Hymn 242. The Mysteries of Providence

Lord, how mysterious are thy ways!

How blind are we! how mean our praise!

Thy steps can mortal eyes explore?

’Tis ours, to wonder and adore.

Thy deep decrees from creature sight

Are hid in shades of awful night;

Amid the lines, with curious eye,

Not angel minds presume to pry.

Great God, I would not ask to see

What in futurity shall be;

If light and bliss attend my days,

Then let my future hours be praise.

Is darkness and distress my share?

Then let me trust thy guardian care;

Enough for me, if love divine,

At length through every cloud shall shine.

Yet this my soul desires to know,

Be this my only wish below,

“That Christ is mine!” – this great request

Grant, bounteous God, – and I am blest.

Collection of Hymns Adapted to Public Worship, no. 242 (all five stanzas); Poems, 1780, vol. 1, pp. 131-2; no MS copy.
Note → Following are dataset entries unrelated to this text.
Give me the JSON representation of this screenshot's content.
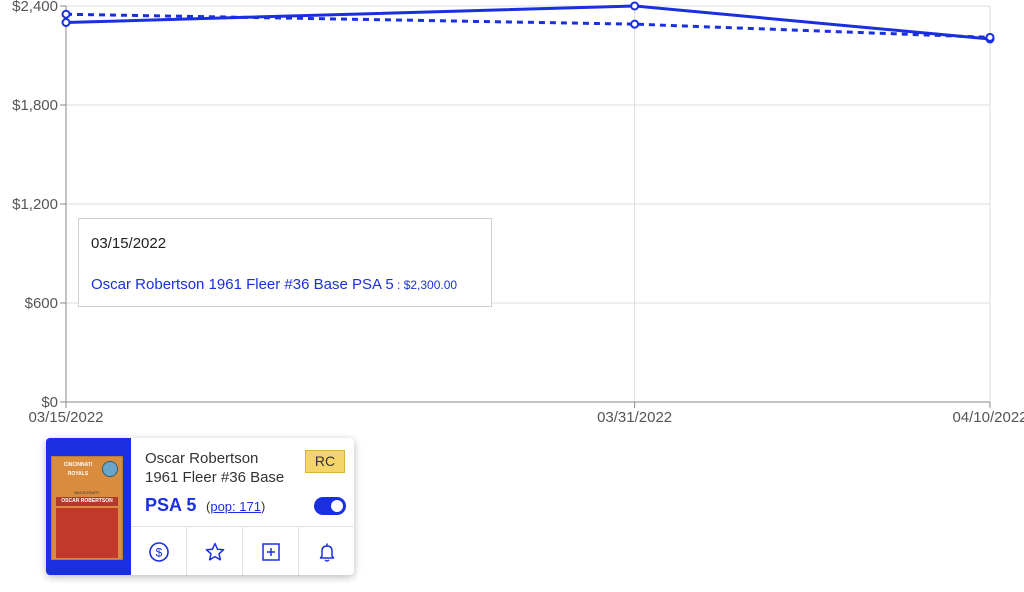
{
  "chart_data": {
    "type": "line",
    "x": [
      "03/15/2022",
      "03/31/2022",
      "04/10/2022"
    ],
    "series": [
      {
        "name": "Oscar Robertson 1961 Fleer #36 Base PSA 5",
        "style": "solid",
        "values": [
          2300,
          2400,
          2200
        ]
      },
      {
        "style": "dashed",
        "values": [
          2350,
          2290,
          2210
        ]
      }
    ],
    "ylim": [
      0,
      2400
    ],
    "yticks": [
      "$0",
      "$600",
      "$1,200",
      "$1,800",
      "$2,400"
    ],
    "ytick_values": [
      0,
      600,
      1200,
      1800,
      2400
    ],
    "grid": true,
    "color": "#1a2fe0"
  },
  "tooltip": {
    "date": "03/15/2022",
    "label": "Oscar Robertson 1961 Fleer #36 Base PSA 5",
    "separator": " : ",
    "value": "$2,300.00"
  },
  "card": {
    "player_name": "Oscar Robertson",
    "set_name": "1961 Fleer #36 Base",
    "badge": "RC",
    "grade": "PSA 5",
    "pop_open": "(",
    "pop_link": "pop: 171",
    "pop_close": ")",
    "toggle_on": true,
    "image_team": "CINCINNATI ROYALS",
    "image_position": "BACKCOURT",
    "image_name": "OSCAR ROBERTSON",
    "actions": [
      "dollar-icon",
      "star-icon",
      "add-to-collection-icon",
      "bell-icon"
    ]
  }
}
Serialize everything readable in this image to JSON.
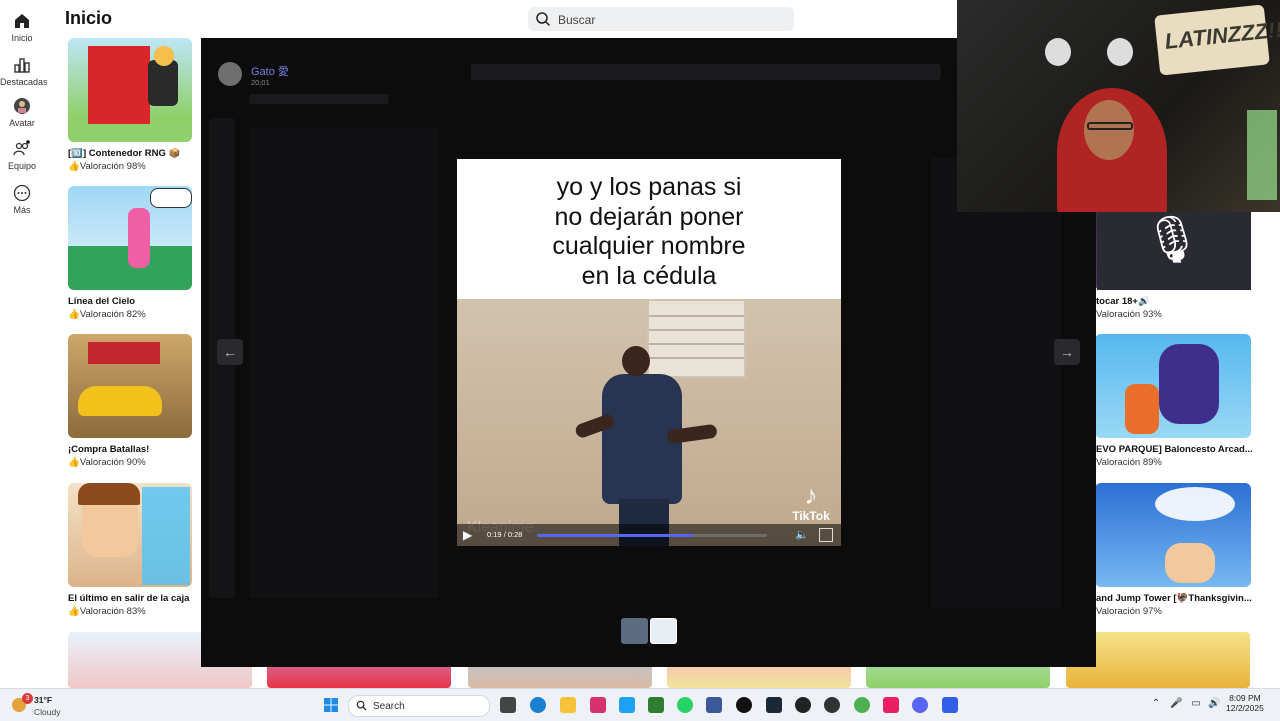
{
  "rail": {
    "items": [
      {
        "label": "Inicio"
      },
      {
        "label": "Destacadas"
      },
      {
        "label": "Avatar"
      },
      {
        "label": "Equipo"
      },
      {
        "label": "Más"
      }
    ]
  },
  "page": {
    "title": "Inicio"
  },
  "search": {
    "placeholder": "Buscar"
  },
  "games_left": [
    {
      "name": "[🔟] Contenedor RNG 📦",
      "rating": "Valoración 98%"
    },
    {
      "name": "Línea del Cielo",
      "rating": "Valoración 82%"
    },
    {
      "name": "¡Compra Batallas!",
      "rating": "Valoración 90%"
    },
    {
      "name": "El último en salir de la caja",
      "rating": "Valoración 83%"
    }
  ],
  "games_right": [
    {
      "name": "tocar 18+🔊",
      "rating": "Valoración 93%"
    },
    {
      "name": "EVO PARQUE] Baloncesto Arcad...",
      "rating": "Valoración 89%"
    },
    {
      "name": "and Jump Tower [🦃Thanksgivin...",
      "rating": "Valoración 97%"
    }
  ],
  "discord": {
    "sender": "Gato 愛",
    "time": "20:01",
    "prev_icon": "arrow-left-icon",
    "next_icon": "arrow-right-icon"
  },
  "video": {
    "caption_lines": [
      "yo y los panas si",
      "no dejarán poner",
      "cualquier nombre",
      "en la cédula"
    ],
    "current_time": "0:19",
    "duration": "0:28",
    "progress": 0.68,
    "brand": "TikTok"
  },
  "taskbar": {
    "temperature": "31°F",
    "condition": "Cloudy",
    "notification_count": "3",
    "search_placeholder": "Search",
    "time": "8:09 PM",
    "date": "12/2/2025"
  },
  "colors": {
    "accent": "#5865f2",
    "overlay": "#0c0c0d",
    "discord_username": "#7a7fd9"
  }
}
According to Julia Griffin, three poems are most likely missing from STE 3/1/1 between its no. 71 “Redemption by Christ Alone” (Poems, 1780, vol. 1, pp. 130-1) and its no. 75, ‘Desiring the Presence of God’ (Poems, 1780, vol. 1, pp. 136-7); these were almost certainly ‘The Mysteries of Providence’ and the next two poems printed in the 1780 Poems; see Nonconformist Women Writers, vol. 1, pp. 121-22.